To do
Should an entry include a picture, omit the picture and still repeat everything else exactly.

Information given
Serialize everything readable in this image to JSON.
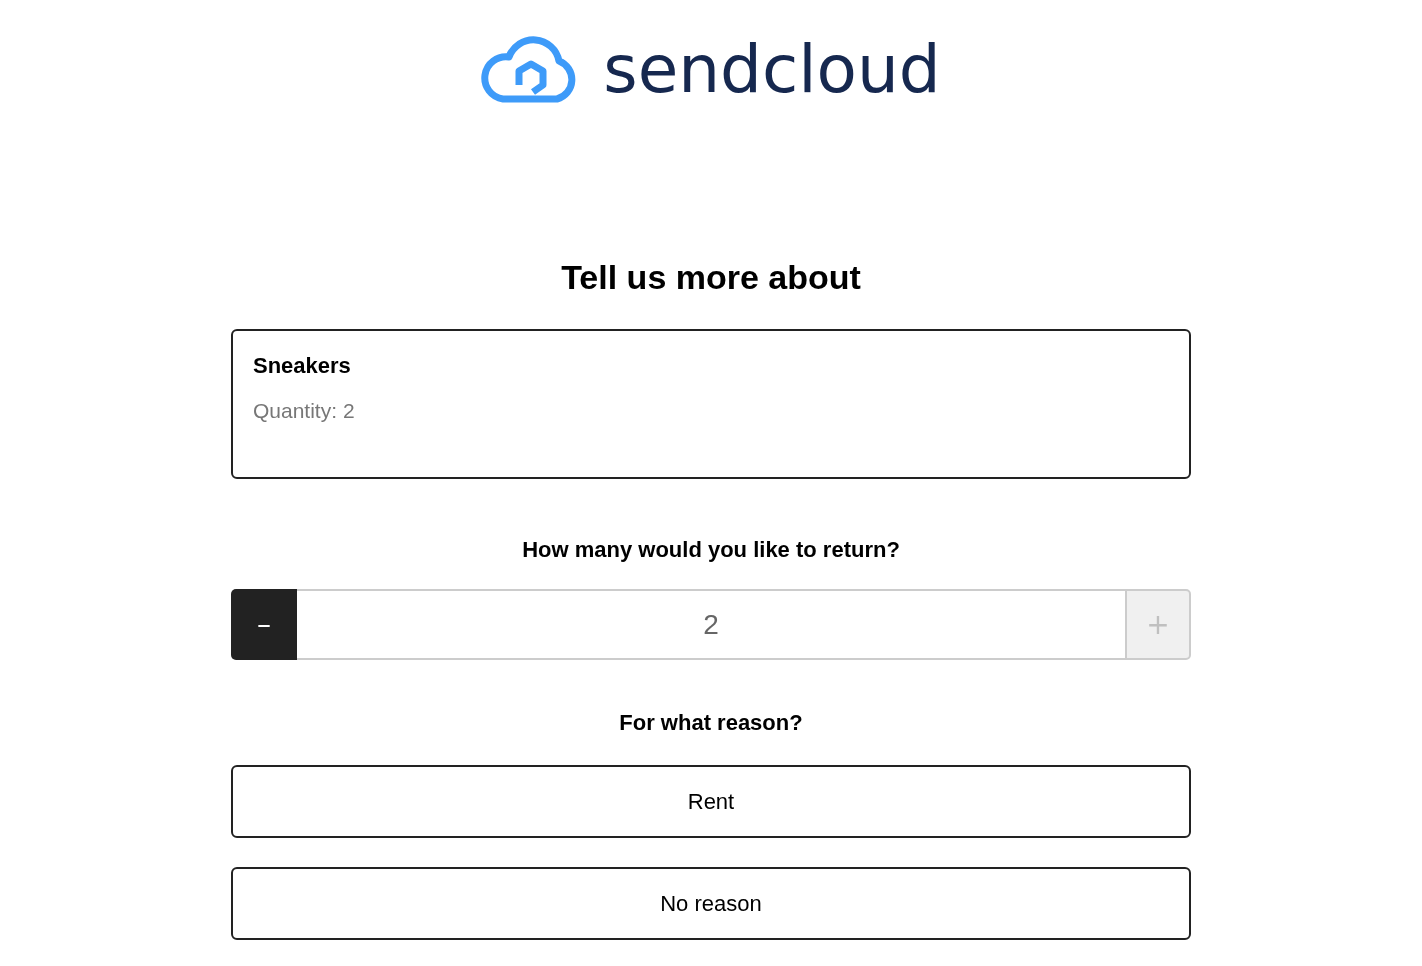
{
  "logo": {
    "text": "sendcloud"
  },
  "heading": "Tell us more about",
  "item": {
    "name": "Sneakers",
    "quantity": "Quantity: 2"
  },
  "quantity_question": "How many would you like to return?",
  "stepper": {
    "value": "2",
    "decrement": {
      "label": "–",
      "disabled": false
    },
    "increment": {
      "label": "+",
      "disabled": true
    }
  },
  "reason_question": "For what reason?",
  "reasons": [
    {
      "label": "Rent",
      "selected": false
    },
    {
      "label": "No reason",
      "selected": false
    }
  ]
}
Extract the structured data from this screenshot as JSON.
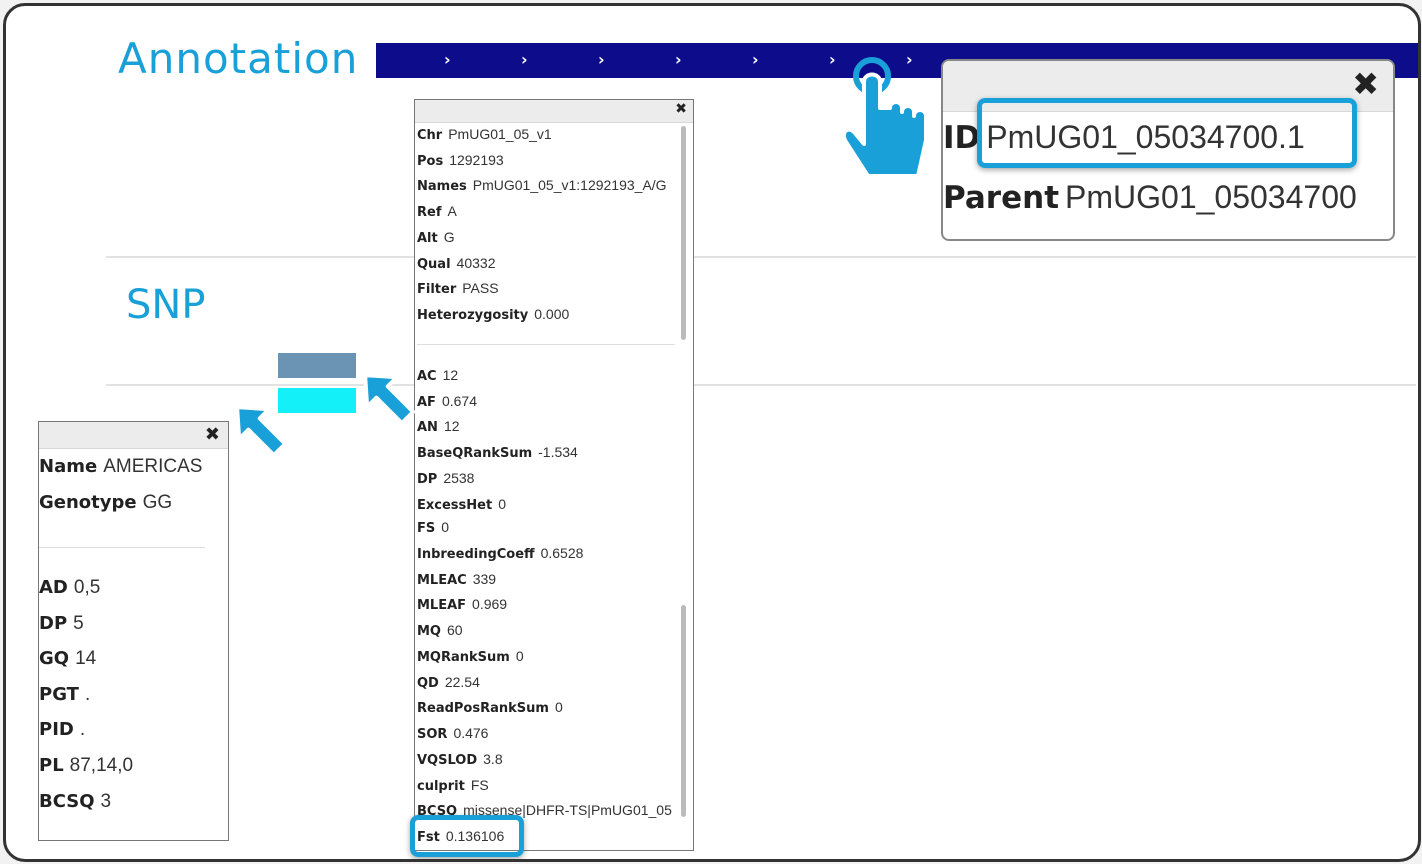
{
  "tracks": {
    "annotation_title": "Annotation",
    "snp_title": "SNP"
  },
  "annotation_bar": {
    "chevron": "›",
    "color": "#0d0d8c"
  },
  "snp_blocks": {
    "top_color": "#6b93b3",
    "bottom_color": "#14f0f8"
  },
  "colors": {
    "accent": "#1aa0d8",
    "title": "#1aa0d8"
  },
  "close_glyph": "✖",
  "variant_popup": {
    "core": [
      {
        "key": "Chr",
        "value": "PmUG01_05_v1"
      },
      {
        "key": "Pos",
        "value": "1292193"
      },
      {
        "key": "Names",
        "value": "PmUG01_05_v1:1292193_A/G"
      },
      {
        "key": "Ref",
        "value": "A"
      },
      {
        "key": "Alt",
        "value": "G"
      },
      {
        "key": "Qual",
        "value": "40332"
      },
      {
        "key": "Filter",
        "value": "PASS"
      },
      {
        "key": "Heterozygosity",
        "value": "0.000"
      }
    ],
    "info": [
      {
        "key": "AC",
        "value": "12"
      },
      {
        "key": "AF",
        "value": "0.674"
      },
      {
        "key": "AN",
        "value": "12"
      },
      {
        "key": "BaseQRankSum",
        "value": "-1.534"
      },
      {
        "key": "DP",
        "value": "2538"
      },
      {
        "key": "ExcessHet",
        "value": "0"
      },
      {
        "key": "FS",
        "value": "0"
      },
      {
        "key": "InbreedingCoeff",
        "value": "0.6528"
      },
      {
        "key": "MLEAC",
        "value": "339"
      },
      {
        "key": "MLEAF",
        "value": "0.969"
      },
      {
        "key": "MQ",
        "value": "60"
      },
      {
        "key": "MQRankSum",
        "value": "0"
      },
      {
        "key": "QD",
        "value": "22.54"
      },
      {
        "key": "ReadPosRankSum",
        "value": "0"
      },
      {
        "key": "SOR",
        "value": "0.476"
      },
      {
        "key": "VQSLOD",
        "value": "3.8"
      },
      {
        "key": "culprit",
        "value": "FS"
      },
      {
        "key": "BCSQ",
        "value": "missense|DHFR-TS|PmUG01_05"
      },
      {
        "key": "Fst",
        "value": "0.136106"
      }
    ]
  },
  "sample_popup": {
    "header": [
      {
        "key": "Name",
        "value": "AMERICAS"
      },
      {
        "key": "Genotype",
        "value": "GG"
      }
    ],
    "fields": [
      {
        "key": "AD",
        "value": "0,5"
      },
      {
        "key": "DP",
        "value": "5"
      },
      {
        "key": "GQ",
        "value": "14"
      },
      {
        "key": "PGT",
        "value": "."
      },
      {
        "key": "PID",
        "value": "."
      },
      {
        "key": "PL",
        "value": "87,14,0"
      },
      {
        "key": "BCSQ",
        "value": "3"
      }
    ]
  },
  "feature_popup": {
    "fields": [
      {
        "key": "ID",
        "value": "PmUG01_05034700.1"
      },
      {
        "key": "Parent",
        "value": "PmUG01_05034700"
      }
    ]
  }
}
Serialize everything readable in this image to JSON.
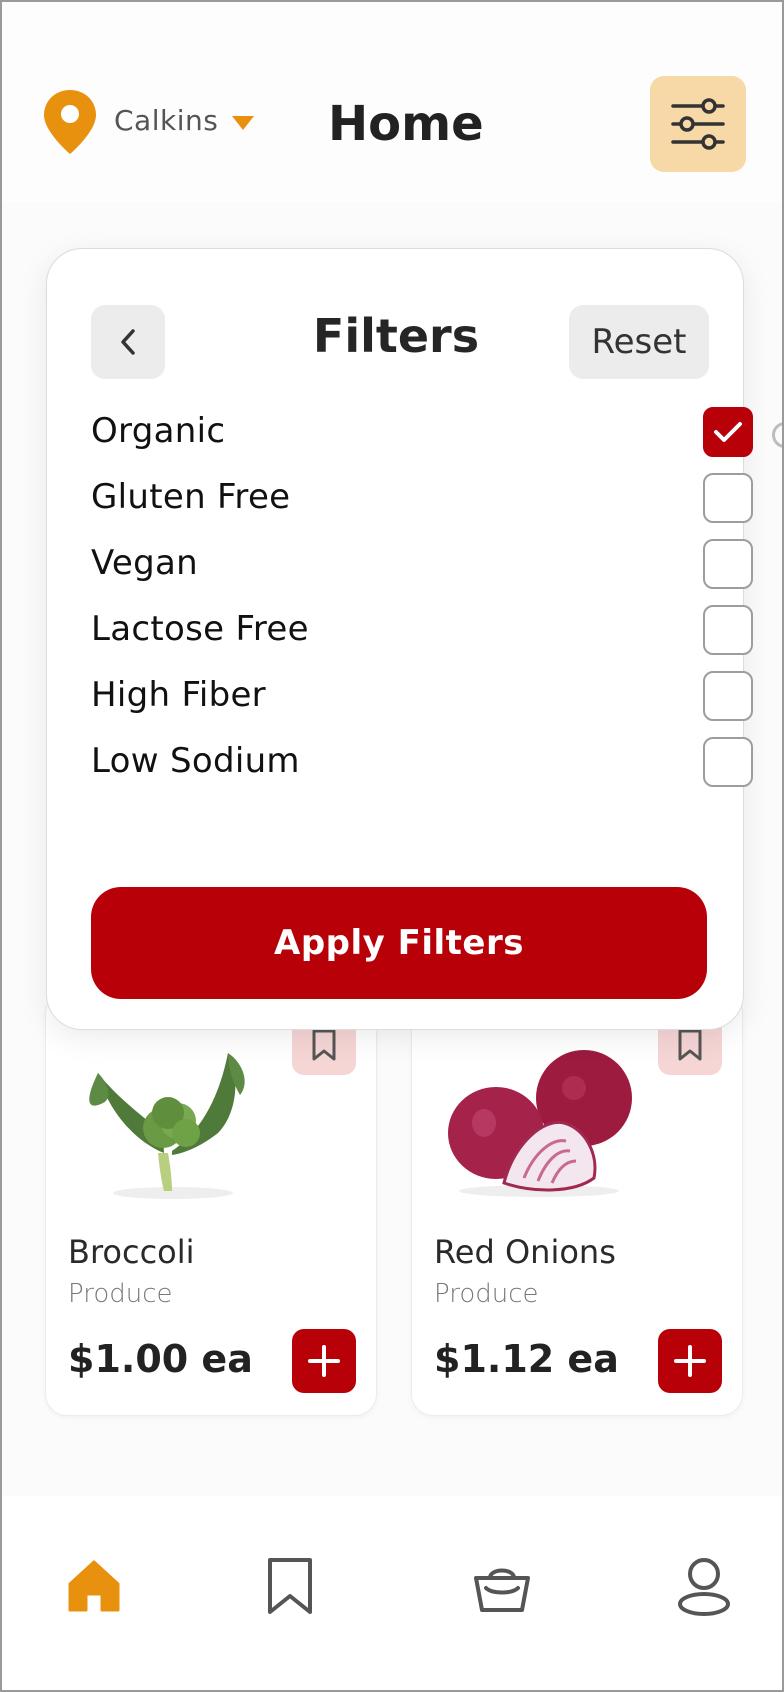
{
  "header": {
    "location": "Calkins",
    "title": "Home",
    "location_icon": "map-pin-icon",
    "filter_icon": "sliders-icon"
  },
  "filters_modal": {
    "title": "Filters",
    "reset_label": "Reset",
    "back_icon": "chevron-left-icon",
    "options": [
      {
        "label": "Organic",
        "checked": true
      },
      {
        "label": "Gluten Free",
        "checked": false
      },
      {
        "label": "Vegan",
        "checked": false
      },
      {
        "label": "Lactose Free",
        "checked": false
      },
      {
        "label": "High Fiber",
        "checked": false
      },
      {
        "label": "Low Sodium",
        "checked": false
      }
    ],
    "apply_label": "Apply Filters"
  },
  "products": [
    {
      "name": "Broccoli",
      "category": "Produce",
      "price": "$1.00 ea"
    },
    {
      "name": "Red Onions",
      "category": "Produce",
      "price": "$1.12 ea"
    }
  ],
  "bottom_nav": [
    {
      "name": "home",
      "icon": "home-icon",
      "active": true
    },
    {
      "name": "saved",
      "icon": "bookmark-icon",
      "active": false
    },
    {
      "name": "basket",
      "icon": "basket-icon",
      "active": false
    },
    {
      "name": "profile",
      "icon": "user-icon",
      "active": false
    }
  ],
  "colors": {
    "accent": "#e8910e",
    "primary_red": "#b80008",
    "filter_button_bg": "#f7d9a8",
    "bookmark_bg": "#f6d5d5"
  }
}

Task response
Serialize everything readable in this image to JSON.
{
  "logo": {
    "text": "sendcloud"
  },
  "heading": "Tell us more about",
  "item": {
    "name": "Sneakers",
    "quantity": "Quantity: 2"
  },
  "quantity_question": "How many would you like to return?",
  "stepper": {
    "value": "2",
    "decrement": {
      "label": "–",
      "disabled": false
    },
    "increment": {
      "label": "+",
      "disabled": true
    }
  },
  "reason_question": "For what reason?",
  "reasons": [
    {
      "label": "Rent",
      "selected": false
    },
    {
      "label": "No reason",
      "selected": false
    }
  ]
}
Extract the structured data from this screenshot as JSON.
{
  "tracks": {
    "annotation_title": "Annotation",
    "snp_title": "SNP"
  },
  "annotation_bar": {
    "chevron": "›",
    "color": "#0d0d8c"
  },
  "snp_blocks": {
    "top_color": "#6b93b3",
    "bottom_color": "#14f0f8"
  },
  "colors": {
    "accent": "#1aa0d8",
    "title": "#1aa0d8"
  },
  "close_glyph": "✖",
  "variant_popup": {
    "core": [
      {
        "key": "Chr",
        "value": "PmUG01_05_v1"
      },
      {
        "key": "Pos",
        "value": "1292193"
      },
      {
        "key": "Names",
        "value": "PmUG01_05_v1:1292193_A/G"
      },
      {
        "key": "Ref",
        "value": "A"
      },
      {
        "key": "Alt",
        "value": "G"
      },
      {
        "key": "Qual",
        "value": "40332"
      },
      {
        "key": "Filter",
        "value": "PASS"
      },
      {
        "key": "Heterozygosity",
        "value": "0.000"
      }
    ],
    "info": [
      {
        "key": "AC",
        "value": "12"
      },
      {
        "key": "AF",
        "value": "0.674"
      },
      {
        "key": "AN",
        "value": "12"
      },
      {
        "key": "BaseQRankSum",
        "value": "-1.534"
      },
      {
        "key": "DP",
        "value": "2538"
      },
      {
        "key": "ExcessHet",
        "value": "0"
      },
      {
        "key": "FS",
        "value": "0"
      },
      {
        "key": "InbreedingCoeff",
        "value": "0.6528"
      },
      {
        "key": "MLEAC",
        "value": "339"
      },
      {
        "key": "MLEAF",
        "value": "0.969"
      },
      {
        "key": "MQ",
        "value": "60"
      },
      {
        "key": "MQRankSum",
        "value": "0"
      },
      {
        "key": "QD",
        "value": "22.54"
      },
      {
        "key": "ReadPosRankSum",
        "value": "0"
      },
      {
        "key": "SOR",
        "value": "0.476"
      },
      {
        "key": "VQSLOD",
        "value": "3.8"
      },
      {
        "key": "culprit",
        "value": "FS"
      },
      {
        "key": "BCSQ",
        "value": "missense|DHFR-TS|PmUG01_05"
      },
      {
        "key": "Fst",
        "value": "0.136106"
      }
    ]
  },
  "sample_popup": {
    "header": [
      {
        "key": "Name",
        "value": "AMERICAS"
      },
      {
        "key": "Genotype",
        "value": "GG"
      }
    ],
    "fields": [
      {
        "key": "AD",
        "value": "0,5"
      },
      {
        "key": "DP",
        "value": "5"
      },
      {
        "key": "GQ",
        "value": "14"
      },
      {
        "key": "PGT",
        "value": "."
      },
      {
        "key": "PID",
        "value": "."
      },
      {
        "key": "PL",
        "value": "87,14,0"
      },
      {
        "key": "BCSQ",
        "value": "3"
      }
    ]
  },
  "feature_popup": {
    "fields": [
      {
        "key": "ID",
        "value": "PmUG01_05034700.1"
      },
      {
        "key": "Parent",
        "value": "PmUG01_05034700"
      }
    ]
  }
}
Serialize everything readable in this image to JSON.
{
  "header": {
    "location": "Calkins",
    "title": "Home",
    "location_icon": "map-pin-icon",
    "filter_icon": "sliders-icon"
  },
  "filters_modal": {
    "title": "Filters",
    "reset_label": "Reset",
    "back_icon": "chevron-left-icon",
    "options": [
      {
        "label": "Organic",
        "checked": true
      },
      {
        "label": "Gluten Free",
        "checked": false
      },
      {
        "label": "Vegan",
        "checked": false
      },
      {
        "label": "Lactose Free",
        "checked": false
      },
      {
        "label": "High Fiber",
        "checked": false
      },
      {
        "label": "Low Sodium",
        "checked": false
      }
    ],
    "apply_label": "Apply Filters"
  },
  "products": [
    {
      "name": "Broccoli",
      "category": "Produce",
      "price": "$1.00 ea"
    },
    {
      "name": "Red Onions",
      "category": "Produce",
      "price": "$1.12 ea"
    }
  ],
  "bottom_nav": [
    {
      "name": "home",
      "icon": "home-icon",
      "active": true
    },
    {
      "name": "saved",
      "icon": "bookmark-icon",
      "active": false
    },
    {
      "name": "basket",
      "icon": "basket-icon",
      "active": false
    },
    {
      "name": "profile",
      "icon": "user-icon",
      "active": false
    }
  ],
  "colors": {
    "accent": "#e8910e",
    "primary_red": "#b80008",
    "filter_button_bg": "#f7d9a8",
    "bookmark_bg": "#f6d5d5"
  }
}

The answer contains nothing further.